-- STUDY MATERIAL --
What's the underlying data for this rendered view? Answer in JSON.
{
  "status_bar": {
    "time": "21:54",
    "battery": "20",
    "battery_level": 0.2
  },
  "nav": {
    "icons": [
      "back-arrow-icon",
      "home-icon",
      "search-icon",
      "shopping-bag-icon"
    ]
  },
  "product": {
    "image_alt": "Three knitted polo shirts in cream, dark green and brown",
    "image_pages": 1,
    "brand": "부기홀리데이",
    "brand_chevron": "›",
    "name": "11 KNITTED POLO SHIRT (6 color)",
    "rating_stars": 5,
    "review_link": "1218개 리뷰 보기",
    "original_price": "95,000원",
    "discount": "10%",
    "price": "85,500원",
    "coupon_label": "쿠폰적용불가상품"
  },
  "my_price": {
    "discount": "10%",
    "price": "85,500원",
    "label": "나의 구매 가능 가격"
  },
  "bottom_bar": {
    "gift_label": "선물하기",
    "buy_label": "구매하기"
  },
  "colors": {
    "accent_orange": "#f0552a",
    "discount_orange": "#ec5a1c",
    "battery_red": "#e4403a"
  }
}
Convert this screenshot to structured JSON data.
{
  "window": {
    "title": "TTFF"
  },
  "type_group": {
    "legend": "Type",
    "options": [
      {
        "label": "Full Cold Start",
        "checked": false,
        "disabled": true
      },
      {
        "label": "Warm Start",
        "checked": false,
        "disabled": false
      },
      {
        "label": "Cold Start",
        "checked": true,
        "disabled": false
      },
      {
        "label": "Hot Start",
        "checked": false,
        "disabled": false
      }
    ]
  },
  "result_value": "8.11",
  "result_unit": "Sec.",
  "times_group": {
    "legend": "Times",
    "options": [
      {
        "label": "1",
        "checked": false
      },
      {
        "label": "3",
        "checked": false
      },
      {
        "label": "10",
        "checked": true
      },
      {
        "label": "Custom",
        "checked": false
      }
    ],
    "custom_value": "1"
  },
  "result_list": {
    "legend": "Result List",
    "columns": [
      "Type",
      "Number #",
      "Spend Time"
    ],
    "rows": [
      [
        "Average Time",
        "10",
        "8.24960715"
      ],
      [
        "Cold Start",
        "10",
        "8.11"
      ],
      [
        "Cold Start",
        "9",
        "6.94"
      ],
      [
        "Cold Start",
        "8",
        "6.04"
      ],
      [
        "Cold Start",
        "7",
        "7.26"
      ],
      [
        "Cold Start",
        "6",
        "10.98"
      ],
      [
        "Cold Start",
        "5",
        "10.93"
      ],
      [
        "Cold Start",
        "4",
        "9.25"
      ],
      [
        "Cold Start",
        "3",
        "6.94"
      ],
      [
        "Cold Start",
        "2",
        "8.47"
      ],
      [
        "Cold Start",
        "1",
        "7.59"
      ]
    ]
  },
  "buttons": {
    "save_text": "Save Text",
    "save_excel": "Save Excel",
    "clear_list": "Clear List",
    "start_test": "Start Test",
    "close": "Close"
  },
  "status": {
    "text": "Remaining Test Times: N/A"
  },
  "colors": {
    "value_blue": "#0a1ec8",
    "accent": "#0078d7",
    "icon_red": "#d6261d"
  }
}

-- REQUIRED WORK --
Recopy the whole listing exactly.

-- ANSWER TO THE EXERCISE --
What's the underlying data for this rendered view? Answer in JSON.
{
  "status_bar": {
    "time": "21:54",
    "battery": "20",
    "battery_level": 0.2
  },
  "nav": {
    "icons": [
      "back-arrow-icon",
      "home-icon",
      "search-icon",
      "shopping-bag-icon"
    ]
  },
  "product": {
    "image_alt": "Three knitted polo shirts in cream, dark green and brown",
    "image_pages": 1,
    "brand": "부기홀리데이",
    "brand_chevron": "›",
    "name": "11 KNITTED POLO SHIRT (6 color)",
    "rating_stars": 5,
    "review_link": "1218개 리뷰 보기",
    "original_price": "95,000원",
    "discount": "10%",
    "price": "85,500원",
    "coupon_label": "쿠폰적용불가상품"
  },
  "my_price": {
    "discount": "10%",
    "price": "85,500원",
    "label": "나의 구매 가능 가격"
  },
  "bottom_bar": {
    "gift_label": "선물하기",
    "buy_label": "구매하기"
  },
  "colors": {
    "accent_orange": "#f0552a",
    "discount_orange": "#ec5a1c",
    "battery_red": "#e4403a"
  }
}
Convert this screenshot to structured JSON data.
{
  "window": {
    "title": "TTFF"
  },
  "type_group": {
    "legend": "Type",
    "options": [
      {
        "label": "Full Cold Start",
        "checked": false,
        "disabled": true
      },
      {
        "label": "Warm Start",
        "checked": false,
        "disabled": false
      },
      {
        "label": "Cold Start",
        "checked": true,
        "disabled": false
      },
      {
        "label": "Hot Start",
        "checked": false,
        "disabled": false
      }
    ]
  },
  "result_value": "8.11",
  "result_unit": "Sec.",
  "times_group": {
    "legend": "Times",
    "options": [
      {
        "label": "1",
        "checked": false
      },
      {
        "label": "3",
        "checked": false
      },
      {
        "label": "10",
        "checked": true
      },
      {
        "label": "Custom",
        "checked": false
      }
    ],
    "custom_value": "1"
  },
  "result_list": {
    "legend": "Result List",
    "columns": [
      "Type",
      "Number #",
      "Spend Time"
    ],
    "rows": [
      [
        "Average Time",
        "10",
        "8.24960715"
      ],
      [
        "Cold Start",
        "10",
        "8.11"
      ],
      [
        "Cold Start",
        "9",
        "6.94"
      ],
      [
        "Cold Start",
        "8",
        "6.04"
      ],
      [
        "Cold Start",
        "7",
        "7.26"
      ],
      [
        "Cold Start",
        "6",
        "10.98"
      ],
      [
        "Cold Start",
        "5",
        "10.93"
      ],
      [
        "Cold Start",
        "4",
        "9.25"
      ],
      [
        "Cold Start",
        "3",
        "6.94"
      ],
      [
        "Cold Start",
        "2",
        "8.47"
      ],
      [
        "Cold Start",
        "1",
        "7.59"
      ]
    ]
  },
  "buttons": {
    "save_text": "Save Text",
    "save_excel": "Save Excel",
    "clear_list": "Clear List",
    "start_test": "Start Test",
    "close": "Close"
  },
  "status": {
    "text": "Remaining Test Times: N/A"
  },
  "colors": {
    "value_blue": "#0a1ec8",
    "accent": "#0078d7",
    "icon_red": "#d6261d"
  }
}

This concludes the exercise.